Yes, it can work – provided the person undergoing the therapy is taught to relax deeply. But (you knew there was a “but”) I can’t tell you how many clients I’ve had to treat to help them recover from the effects of this kind of therapy when it’s gone wrong. These are the ones who didn’t get better, the ones who couldn’t get past the photo of the spider on week two, the ones who were deeply traumatised by being thrown in at the deep end of having to speak in front of a hundred people when they were still chronically shy.
There has to be, and fortunately is, another way.
The beauty of hypnosis when treating fears
Hypnosis, used sensibly, is the perfect way to expose someone in a safe and relaxed way to a situation they had been avoiding. As far as your emotional brain is concerned, if you have relaxed deeply and felt spontaneous at a party a few times while in hypnosis, this is a sufficiently strong indication that this situation is not dangerous, and that this kind of social event can now be “retagged” as something you can potentially go safely towards – before you’ve even been to an actual party.
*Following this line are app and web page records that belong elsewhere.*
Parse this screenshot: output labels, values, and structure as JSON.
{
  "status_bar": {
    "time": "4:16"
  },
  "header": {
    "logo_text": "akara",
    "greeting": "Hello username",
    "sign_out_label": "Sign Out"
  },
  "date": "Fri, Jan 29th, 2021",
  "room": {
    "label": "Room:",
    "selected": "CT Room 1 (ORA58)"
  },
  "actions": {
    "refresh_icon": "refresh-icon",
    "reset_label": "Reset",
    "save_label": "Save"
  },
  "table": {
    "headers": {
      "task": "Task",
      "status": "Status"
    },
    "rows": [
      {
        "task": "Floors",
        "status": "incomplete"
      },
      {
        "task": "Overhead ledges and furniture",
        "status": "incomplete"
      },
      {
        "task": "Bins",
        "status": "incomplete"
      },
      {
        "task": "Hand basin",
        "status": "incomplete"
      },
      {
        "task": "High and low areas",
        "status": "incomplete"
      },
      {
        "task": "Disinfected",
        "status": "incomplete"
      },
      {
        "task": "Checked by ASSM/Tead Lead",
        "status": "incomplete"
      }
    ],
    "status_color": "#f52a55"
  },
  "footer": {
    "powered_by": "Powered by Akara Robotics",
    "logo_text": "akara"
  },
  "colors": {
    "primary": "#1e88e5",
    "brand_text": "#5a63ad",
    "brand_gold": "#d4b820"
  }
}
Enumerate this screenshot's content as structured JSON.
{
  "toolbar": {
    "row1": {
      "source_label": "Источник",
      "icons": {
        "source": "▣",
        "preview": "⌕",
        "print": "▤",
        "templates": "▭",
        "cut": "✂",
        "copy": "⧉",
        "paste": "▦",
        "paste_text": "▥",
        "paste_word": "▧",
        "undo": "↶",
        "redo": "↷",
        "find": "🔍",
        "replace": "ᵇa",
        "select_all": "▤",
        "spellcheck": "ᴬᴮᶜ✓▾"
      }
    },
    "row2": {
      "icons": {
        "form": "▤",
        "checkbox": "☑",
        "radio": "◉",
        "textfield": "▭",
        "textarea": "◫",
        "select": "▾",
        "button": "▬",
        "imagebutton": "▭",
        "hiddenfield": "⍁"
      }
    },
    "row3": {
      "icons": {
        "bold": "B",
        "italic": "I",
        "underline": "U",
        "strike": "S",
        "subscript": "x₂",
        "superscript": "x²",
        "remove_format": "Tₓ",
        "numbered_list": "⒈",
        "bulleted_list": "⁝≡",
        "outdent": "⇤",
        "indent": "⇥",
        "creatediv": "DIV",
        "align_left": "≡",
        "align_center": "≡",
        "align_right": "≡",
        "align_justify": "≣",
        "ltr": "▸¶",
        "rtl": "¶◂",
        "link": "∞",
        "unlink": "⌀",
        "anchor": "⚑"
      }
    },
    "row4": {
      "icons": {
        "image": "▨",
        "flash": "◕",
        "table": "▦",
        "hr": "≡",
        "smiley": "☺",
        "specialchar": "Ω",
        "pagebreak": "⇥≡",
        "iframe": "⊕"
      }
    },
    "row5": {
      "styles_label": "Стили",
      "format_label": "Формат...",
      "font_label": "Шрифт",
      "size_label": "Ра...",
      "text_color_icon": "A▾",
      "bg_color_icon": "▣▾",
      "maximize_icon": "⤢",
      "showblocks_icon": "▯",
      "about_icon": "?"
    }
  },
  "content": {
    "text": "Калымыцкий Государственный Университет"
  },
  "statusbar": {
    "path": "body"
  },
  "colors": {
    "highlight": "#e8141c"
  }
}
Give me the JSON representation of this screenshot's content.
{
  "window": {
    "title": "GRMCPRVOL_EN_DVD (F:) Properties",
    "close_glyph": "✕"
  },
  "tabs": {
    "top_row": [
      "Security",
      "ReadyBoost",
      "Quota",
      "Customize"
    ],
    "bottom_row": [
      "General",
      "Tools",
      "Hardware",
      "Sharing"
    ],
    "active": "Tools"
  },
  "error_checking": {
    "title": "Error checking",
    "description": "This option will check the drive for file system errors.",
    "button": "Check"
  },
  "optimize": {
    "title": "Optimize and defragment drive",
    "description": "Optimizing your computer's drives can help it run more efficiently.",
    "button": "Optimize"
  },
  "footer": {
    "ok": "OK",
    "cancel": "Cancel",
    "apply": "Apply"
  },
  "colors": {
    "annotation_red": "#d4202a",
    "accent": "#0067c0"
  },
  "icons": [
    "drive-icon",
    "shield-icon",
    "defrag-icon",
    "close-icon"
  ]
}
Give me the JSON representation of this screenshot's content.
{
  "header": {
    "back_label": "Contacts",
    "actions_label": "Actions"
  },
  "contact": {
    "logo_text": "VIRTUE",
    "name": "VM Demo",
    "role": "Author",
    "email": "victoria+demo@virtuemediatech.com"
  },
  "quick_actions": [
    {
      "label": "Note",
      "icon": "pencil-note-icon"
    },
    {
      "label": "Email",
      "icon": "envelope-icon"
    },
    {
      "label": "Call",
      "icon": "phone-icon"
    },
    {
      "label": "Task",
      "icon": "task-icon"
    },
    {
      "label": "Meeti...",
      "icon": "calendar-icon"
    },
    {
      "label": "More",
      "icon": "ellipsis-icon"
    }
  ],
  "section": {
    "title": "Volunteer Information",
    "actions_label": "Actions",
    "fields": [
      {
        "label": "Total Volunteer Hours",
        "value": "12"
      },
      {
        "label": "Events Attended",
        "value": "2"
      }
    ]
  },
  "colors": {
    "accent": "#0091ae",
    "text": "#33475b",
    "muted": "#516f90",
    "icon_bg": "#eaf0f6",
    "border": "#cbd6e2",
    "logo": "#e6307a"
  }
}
Someone who hasn’t left the house for years can “leave their house” in hypnosis and “experience it” before they go out the door in real life. The exposure therapy is fully within their own control, in sync with a relaxed mind and body.
When they then “do it for real”, it will already feel more familiar and therefore not as threatening. The previously dreaded social event may even, dare I say it, turn out to be relaxing and fun.
It’s important to understand here that we are talking about more than just what a person believes.
Feelings and thoughts can be at odds
You can fully believe something is good for you and still fearfully flee from it. You can fully believe something (or someone) is bad for you but still be emotionally driven towards it (or them). Cognitive approaches to dealing with fears often come unstuck over this, as fears aren’t driven so much by “faulty thinking” as by more primitive emotional conditioning geared towards survival. It is much easier to access, and modify, these primitive drivers through the use of hypnosis than through reasoning.
When we help someone with social phobia it’s generally obvious the phobia has gone the moment they open their eyes, because calm, disassociated hypnotic exposure to the previously feared trigger while feeling completely relaxed has transformed their response. They know it wasn’t “real” – but nonetheless a new positive blueprint for responding with calm and being in flow when in social situations has become established in their subconscious. Being socially relaxed is the new “normal”.
The new 10 steps to overcome social anxiety course, like all the ten steps courses, has a hypnotic download for each step of the way. This is partly because social skills can be developed and honed during hypnotic rehearsal but also because we want people to experience hypnotic “safe” social experiences before they go into these situations for real. In this way the horrible away from feelings of fear can gently be replaced with the happier toward feelings of pleasure and positive expectation when it comes to socializing and meeting new people.